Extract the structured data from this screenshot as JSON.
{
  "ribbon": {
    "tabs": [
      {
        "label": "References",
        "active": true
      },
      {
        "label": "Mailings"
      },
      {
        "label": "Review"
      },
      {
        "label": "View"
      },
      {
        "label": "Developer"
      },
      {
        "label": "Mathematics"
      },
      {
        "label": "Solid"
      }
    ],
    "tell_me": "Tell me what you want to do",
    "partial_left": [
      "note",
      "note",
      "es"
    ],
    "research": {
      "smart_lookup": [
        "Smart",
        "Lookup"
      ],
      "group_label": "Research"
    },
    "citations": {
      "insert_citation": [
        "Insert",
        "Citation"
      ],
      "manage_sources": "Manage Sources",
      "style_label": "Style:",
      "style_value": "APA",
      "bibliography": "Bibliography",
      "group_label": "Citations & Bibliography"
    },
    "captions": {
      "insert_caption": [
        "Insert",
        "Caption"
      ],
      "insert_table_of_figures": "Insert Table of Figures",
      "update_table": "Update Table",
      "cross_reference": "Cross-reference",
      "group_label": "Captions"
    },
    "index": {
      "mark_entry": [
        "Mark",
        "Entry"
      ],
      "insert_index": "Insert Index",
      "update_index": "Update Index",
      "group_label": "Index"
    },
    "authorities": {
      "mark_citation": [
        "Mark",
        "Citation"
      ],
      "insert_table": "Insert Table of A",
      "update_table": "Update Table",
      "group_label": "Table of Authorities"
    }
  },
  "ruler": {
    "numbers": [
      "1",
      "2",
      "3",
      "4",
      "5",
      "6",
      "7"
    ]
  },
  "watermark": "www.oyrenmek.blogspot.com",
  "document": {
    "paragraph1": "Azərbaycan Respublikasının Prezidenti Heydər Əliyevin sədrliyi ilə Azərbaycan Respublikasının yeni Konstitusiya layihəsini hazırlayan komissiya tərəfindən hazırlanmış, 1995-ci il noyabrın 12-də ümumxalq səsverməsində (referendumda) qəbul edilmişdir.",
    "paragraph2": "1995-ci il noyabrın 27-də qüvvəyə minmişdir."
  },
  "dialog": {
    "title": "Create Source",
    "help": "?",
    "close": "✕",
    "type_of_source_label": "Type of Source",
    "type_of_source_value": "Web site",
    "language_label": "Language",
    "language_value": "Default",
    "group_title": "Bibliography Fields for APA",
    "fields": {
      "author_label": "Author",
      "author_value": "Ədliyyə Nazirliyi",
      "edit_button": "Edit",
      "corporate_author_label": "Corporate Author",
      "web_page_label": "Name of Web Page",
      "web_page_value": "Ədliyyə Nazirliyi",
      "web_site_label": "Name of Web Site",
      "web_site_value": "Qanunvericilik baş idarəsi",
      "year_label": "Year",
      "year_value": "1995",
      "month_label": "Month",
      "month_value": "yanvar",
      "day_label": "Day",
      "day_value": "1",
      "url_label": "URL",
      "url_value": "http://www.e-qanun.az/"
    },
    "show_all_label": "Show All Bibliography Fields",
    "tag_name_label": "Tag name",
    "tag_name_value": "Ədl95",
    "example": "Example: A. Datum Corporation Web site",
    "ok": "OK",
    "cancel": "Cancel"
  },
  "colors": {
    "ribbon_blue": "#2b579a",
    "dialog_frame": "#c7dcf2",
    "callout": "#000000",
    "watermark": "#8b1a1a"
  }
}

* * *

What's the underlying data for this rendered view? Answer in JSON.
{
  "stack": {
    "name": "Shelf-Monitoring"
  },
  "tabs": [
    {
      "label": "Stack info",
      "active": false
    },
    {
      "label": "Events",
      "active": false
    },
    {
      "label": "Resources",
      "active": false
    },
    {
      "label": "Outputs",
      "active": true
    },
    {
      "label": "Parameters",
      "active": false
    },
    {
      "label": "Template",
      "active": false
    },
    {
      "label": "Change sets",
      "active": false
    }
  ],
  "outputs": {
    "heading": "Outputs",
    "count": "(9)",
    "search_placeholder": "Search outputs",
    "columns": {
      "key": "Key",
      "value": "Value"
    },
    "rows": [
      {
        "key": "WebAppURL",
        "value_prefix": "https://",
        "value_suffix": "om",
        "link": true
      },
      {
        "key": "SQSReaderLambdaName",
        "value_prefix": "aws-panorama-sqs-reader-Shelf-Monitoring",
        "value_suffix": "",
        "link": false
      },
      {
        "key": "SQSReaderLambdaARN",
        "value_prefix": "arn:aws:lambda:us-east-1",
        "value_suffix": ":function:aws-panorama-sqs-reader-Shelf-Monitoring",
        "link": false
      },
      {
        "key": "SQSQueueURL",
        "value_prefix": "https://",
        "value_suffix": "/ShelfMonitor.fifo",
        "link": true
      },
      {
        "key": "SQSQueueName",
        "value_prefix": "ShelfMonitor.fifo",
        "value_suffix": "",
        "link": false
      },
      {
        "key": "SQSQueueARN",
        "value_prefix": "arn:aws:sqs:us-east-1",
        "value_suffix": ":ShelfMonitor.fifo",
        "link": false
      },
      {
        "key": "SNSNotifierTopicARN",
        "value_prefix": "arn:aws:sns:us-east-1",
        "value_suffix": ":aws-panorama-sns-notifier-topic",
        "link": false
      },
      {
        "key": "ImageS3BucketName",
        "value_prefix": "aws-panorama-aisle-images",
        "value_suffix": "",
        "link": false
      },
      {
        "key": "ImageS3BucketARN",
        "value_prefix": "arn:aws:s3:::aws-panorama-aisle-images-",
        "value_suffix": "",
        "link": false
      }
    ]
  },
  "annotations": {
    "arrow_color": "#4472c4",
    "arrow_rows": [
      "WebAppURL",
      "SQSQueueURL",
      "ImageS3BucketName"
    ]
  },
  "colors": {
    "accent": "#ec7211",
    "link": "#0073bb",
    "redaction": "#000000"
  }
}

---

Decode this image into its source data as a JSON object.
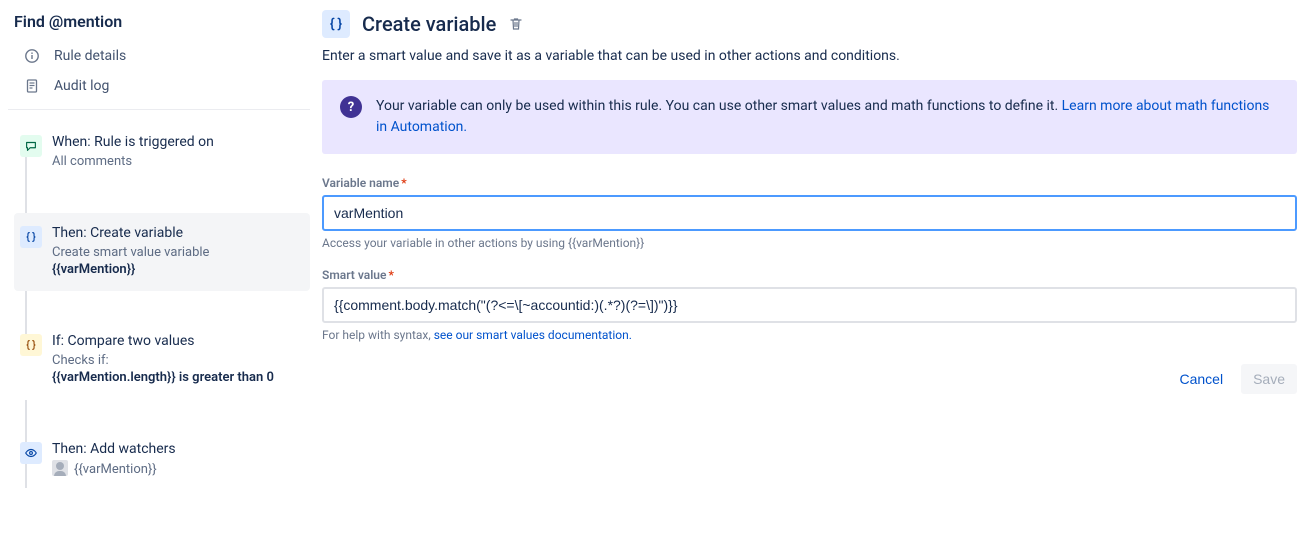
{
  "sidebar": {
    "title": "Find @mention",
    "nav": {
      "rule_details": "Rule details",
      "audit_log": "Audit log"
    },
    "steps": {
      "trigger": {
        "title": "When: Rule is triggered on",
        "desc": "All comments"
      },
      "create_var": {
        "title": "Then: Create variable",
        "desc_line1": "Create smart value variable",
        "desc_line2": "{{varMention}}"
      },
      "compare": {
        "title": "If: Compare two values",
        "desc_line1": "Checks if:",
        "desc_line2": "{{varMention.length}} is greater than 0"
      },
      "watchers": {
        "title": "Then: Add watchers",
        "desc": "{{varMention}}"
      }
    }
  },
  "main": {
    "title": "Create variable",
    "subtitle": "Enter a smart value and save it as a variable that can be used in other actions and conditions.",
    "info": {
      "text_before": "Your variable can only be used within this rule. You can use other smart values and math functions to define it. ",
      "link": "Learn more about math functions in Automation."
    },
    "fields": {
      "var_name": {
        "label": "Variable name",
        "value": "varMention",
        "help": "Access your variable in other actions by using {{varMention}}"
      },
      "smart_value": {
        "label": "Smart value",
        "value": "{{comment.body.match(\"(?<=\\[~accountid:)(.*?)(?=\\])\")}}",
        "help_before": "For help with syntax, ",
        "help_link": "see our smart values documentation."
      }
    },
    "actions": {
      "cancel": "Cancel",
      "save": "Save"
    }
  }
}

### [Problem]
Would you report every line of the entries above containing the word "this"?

### [Task answer]
Extract the structured data from this screenshot as JSON.
What's the underlying data for this rendered view? Answer in JSON.
Decode this image into its source data as a JSON object.
      "text_before": "Your variable can only be used within this rule. You can use other smart values and math functions to define it. ",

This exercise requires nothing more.